We are so used to having electricity and electrical appliances in our homes and workplaces that we donÔÇÖt even think about what it takes to get the electricity from the power plant back to us. This is a complicated process and your nearest power plant may be miles or tens of miles away from you, and the electricity must travel all that way into your home or office.
Most of our electricity comes from a centralized system, or an electricity grid. This system has been in place since the dawn of electrical era, and is so ubiquitous that we have a tough time imagining a different system.
Continue reading “Electricity Delivery Systems”
We have truly made great strides in adopting solar technologies into our electricity grid here in the USA, and we can be proud of ourselves for doing our part in reducing the global fossil fuel dependency. However, we are neither the first nor the most successful at this. Many countries, such as Morocco and Japan are very big players in this game. Another name which pops out is the European Union. They have contributed significantly, both as a single entity and as individual countries. Solar outdoor lighting is becoming more accessible to the cold northern countries as well, so it has been on the rise in the past years.
Continue reading “European solar projects”

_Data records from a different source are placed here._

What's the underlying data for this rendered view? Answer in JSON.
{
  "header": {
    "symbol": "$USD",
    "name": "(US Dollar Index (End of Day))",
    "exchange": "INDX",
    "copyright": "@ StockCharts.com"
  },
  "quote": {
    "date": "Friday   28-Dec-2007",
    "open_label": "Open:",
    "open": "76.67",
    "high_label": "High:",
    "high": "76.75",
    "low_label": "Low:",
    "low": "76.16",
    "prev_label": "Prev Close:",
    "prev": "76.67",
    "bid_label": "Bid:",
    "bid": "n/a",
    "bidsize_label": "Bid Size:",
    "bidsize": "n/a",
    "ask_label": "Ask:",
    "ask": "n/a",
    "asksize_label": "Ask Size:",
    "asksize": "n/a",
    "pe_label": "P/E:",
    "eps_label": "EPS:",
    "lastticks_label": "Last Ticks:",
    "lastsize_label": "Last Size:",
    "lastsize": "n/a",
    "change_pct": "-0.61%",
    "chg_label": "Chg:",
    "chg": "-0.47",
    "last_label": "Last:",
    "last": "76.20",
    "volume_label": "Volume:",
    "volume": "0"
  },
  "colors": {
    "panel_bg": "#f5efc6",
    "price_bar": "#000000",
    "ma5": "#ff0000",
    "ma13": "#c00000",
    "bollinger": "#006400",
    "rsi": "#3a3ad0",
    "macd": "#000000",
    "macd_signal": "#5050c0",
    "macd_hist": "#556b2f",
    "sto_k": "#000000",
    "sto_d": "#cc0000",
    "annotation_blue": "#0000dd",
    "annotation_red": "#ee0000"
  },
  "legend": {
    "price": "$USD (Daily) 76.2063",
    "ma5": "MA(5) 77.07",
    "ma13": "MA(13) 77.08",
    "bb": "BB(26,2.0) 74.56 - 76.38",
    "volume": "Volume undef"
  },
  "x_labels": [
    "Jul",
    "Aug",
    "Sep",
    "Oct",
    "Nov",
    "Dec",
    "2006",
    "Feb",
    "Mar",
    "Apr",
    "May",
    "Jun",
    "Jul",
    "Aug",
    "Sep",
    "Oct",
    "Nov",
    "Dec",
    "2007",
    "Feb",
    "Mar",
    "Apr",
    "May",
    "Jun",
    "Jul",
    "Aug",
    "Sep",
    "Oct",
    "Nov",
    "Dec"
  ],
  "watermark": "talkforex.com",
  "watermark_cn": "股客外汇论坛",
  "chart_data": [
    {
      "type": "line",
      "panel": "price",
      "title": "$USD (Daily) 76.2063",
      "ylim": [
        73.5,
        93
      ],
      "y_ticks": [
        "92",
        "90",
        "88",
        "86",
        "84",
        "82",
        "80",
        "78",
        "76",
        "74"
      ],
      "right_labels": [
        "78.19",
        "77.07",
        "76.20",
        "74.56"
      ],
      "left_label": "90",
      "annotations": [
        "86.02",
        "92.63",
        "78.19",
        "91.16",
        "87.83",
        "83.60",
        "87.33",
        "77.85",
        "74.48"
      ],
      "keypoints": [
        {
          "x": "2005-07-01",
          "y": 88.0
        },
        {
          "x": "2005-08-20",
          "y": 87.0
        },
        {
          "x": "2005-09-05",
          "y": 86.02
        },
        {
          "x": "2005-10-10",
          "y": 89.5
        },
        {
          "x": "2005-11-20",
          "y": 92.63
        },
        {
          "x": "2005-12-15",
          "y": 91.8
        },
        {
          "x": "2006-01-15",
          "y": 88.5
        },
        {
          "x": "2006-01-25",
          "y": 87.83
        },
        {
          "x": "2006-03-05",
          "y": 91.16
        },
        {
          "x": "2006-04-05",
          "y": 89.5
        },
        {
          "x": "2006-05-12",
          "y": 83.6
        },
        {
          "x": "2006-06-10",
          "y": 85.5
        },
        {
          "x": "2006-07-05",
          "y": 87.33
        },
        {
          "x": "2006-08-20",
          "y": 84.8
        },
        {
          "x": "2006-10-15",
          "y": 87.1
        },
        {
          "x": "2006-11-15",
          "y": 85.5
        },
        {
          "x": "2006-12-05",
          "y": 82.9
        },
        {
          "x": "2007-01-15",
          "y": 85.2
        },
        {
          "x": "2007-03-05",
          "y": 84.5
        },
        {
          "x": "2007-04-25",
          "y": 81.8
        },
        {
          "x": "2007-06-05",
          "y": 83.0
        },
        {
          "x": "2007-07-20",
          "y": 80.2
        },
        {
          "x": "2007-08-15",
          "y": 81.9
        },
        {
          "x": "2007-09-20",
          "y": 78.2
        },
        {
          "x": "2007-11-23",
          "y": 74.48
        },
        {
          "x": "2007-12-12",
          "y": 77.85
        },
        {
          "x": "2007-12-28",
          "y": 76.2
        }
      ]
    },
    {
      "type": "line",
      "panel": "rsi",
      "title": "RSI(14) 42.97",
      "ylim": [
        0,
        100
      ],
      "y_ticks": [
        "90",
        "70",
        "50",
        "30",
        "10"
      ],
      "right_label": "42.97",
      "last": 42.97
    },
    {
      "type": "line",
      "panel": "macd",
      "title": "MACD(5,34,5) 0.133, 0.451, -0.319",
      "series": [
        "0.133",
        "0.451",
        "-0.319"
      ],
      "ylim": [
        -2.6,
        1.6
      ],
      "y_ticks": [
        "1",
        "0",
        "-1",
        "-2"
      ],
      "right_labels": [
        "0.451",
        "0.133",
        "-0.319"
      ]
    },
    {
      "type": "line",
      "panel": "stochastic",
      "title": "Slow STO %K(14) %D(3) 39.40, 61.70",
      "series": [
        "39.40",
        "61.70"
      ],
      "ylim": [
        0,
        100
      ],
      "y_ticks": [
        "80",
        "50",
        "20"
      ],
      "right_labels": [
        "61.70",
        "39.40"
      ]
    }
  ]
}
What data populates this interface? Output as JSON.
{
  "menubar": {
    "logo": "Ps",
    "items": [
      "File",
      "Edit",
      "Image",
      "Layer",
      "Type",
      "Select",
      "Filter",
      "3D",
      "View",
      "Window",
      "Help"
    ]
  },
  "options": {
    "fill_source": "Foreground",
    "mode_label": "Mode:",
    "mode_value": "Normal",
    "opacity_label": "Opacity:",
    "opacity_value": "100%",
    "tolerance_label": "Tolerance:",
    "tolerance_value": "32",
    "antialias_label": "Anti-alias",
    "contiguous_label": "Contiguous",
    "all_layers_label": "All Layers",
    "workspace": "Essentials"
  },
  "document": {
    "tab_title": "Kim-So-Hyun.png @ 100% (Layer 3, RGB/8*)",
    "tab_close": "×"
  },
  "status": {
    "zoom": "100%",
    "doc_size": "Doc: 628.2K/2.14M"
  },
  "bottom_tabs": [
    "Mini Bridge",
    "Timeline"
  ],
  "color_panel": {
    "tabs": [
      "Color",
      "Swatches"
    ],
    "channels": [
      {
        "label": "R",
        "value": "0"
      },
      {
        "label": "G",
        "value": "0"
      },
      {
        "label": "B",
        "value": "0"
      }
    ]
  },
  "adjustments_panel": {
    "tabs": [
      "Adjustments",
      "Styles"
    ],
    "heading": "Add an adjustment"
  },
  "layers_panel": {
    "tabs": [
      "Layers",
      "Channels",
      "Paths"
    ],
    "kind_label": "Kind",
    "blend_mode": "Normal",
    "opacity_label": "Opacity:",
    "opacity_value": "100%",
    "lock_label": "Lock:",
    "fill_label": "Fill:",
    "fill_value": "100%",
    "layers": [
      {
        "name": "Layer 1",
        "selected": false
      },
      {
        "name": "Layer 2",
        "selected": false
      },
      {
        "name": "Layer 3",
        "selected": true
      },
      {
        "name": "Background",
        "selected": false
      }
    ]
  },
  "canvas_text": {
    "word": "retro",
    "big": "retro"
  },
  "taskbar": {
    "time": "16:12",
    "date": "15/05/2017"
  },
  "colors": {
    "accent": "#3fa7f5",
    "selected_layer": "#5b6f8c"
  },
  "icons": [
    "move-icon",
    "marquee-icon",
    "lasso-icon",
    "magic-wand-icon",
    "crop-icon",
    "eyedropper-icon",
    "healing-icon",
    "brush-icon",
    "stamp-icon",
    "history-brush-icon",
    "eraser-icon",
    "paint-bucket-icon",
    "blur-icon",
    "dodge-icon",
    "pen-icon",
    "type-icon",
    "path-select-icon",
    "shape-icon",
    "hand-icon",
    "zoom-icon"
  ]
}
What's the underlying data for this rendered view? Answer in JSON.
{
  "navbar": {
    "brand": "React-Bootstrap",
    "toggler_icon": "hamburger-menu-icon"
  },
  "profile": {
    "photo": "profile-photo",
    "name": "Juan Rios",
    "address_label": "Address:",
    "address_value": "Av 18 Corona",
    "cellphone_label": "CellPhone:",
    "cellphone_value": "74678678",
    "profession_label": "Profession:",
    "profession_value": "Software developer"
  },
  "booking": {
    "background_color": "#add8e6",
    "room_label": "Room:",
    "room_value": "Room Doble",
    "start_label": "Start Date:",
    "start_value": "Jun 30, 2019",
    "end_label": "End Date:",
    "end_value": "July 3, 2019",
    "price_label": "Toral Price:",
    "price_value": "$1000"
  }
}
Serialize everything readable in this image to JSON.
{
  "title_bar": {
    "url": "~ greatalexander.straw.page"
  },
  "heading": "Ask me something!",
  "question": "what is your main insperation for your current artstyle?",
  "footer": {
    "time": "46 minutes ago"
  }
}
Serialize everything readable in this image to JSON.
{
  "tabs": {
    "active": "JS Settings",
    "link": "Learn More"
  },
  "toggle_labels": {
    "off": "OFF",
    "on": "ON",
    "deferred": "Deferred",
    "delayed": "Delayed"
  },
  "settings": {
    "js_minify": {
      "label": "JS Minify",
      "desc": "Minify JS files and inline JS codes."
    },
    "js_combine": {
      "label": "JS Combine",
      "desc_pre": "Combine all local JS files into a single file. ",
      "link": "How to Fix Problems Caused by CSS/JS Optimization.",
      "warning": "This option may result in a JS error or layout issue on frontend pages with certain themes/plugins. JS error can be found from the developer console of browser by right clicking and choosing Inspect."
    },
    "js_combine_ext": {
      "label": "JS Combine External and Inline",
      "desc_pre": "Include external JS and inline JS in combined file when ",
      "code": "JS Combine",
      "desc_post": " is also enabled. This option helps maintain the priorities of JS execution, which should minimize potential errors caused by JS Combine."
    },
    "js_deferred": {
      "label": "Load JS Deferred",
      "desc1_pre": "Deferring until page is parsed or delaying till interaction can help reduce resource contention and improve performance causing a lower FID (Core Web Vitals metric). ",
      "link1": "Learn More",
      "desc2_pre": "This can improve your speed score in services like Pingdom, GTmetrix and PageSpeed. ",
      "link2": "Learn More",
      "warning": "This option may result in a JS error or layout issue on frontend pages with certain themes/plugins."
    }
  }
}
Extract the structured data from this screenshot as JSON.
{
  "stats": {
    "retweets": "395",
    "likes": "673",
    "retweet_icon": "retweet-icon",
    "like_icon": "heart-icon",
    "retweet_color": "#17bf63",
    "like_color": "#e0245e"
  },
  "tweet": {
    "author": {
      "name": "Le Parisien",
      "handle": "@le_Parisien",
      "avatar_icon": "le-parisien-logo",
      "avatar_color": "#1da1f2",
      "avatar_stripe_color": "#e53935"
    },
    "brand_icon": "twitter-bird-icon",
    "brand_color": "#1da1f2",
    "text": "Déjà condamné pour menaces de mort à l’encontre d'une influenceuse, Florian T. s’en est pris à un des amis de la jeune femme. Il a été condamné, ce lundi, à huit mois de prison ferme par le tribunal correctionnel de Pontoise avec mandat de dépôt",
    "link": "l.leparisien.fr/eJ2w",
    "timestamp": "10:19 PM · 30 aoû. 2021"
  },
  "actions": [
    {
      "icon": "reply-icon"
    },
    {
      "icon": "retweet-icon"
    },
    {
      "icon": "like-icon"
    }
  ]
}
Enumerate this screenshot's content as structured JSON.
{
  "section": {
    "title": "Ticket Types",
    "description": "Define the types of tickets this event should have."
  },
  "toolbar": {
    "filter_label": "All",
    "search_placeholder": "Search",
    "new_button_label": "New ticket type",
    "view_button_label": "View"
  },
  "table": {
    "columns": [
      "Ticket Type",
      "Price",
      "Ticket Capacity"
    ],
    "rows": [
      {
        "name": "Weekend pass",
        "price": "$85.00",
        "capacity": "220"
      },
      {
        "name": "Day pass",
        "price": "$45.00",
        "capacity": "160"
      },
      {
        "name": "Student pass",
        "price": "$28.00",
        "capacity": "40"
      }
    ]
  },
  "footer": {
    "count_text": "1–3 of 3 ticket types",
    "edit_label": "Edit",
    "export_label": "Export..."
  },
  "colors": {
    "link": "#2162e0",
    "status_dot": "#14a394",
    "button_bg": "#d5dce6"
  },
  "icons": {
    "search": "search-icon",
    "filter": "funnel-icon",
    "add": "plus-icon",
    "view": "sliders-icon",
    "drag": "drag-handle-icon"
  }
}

We tend to associate solar power with highly developed countries like the USA or European countries. However, there are places on this planet that have very little in natural resources, but are given plenty of sunshine. One such place is the North African country of Morocco. Located on the very north west of Africa, just a narrow Strait of Gibraltar away from Spain, this country is predominantly covered in desert. The Sahara covers large swathes of land and makes these parts almost uninhabitable, and certainly unfit for agriculture.
Continue reading “MoroccoÔÇÖs Solar Future”
The moment many environmentalists have been waiting for so long finally came in late 2016; installing solar-powered facilities is now more financially viable than investing into similar fossil fuel based facilities. Green technology fans – rejoice!
Continue reading “In 2016, solar energy became cheaper than fossil fuels”
This is an amazing time to be alive. The technology is progressing so quickly and diversifying that sometimes we canÔÇÖt even keep up. A vital aspect of the ever changing world of technology is the focus on mobility. We are rejecting the tethers which bind us to single locations and embracing the portable and self-sufficient devices.
Continue reading “Emerging Trends in Solar”
Morocco has no gas or oil gas resources on its territory. Therefore, the realm has to import about 90% of its electricity, totaling about one quarter of its overall importation. Buying energy from oversea is a huge investment for the country and Morocco is now turning to renewable energy to become self-sufficient in terms of energy. The country will soon produce its own energy, mainly through wind and solar facilities. MoroccoÔÇÖs goal is to produce about 20% of the country energy by 2020. Continue reading “Solar’s future in Morocco”
European countries were the first to launch and promote their solar market in the 2000ÔÇÖs. They mostly created a favorable environment for companies, households and communities to switch the flip: feed-in tariff, subsidies, advantageous loan and other policies were established to stimulate the solar industry. Continue reading “The Blooming Japanese Solar Market”
In February, Los Angeles Department of Water and Power (LADWP) launched its Feed-in Tariff program that allows citizen, who generate between 30 megawatts to 3 gigawatts, to sell electricity produced by solar energy to the utility. The program encounter a great success as over 135 applications were sent for a 115 megawatts of solar power capacity. The LADWP offered 17cents/kwh for this Feed-in Tariff plan.┬áFor the secon round, the price is now 16cents/kwh and professionals already forecast high success of the program. This time, the city will sign an up to 20 years contract for interesting projects.
Los Angeles is working to reduce the use of coal-fueled plant to produce energy. Previous Los Angeles Mayor, Antonio Villaraigosa, said the city will stop using this highly polluting plants to produce electricity by 2020.
On July 8th, the German minister of Ecology Peter Altmaier announced that by 2018, at the latest, Germany will stop to subsidize its solar industry. Last year, he fixed a ceiling beyond which no more subsidies would be provided. This threshold ┬áof 52 gigawatts will likely be reached in 2017. For the moment, 34 gigawatts of solar panels have been installed in the country. Continue reading “Germany to stop subsidising its solar industry”
All over the world, researchers are working and testing to make solar cells more efficient. Today, solar cells’ conversion rate is around 15 – 20%. On the most effective solar panel it can go up to 30%. MIT researchers are working in an other direction. They have been working on nanometer technology to create the thinnest solar cell in the world which only has a 1 – 2% conversion rate. Continue reading “Solar cells revolution”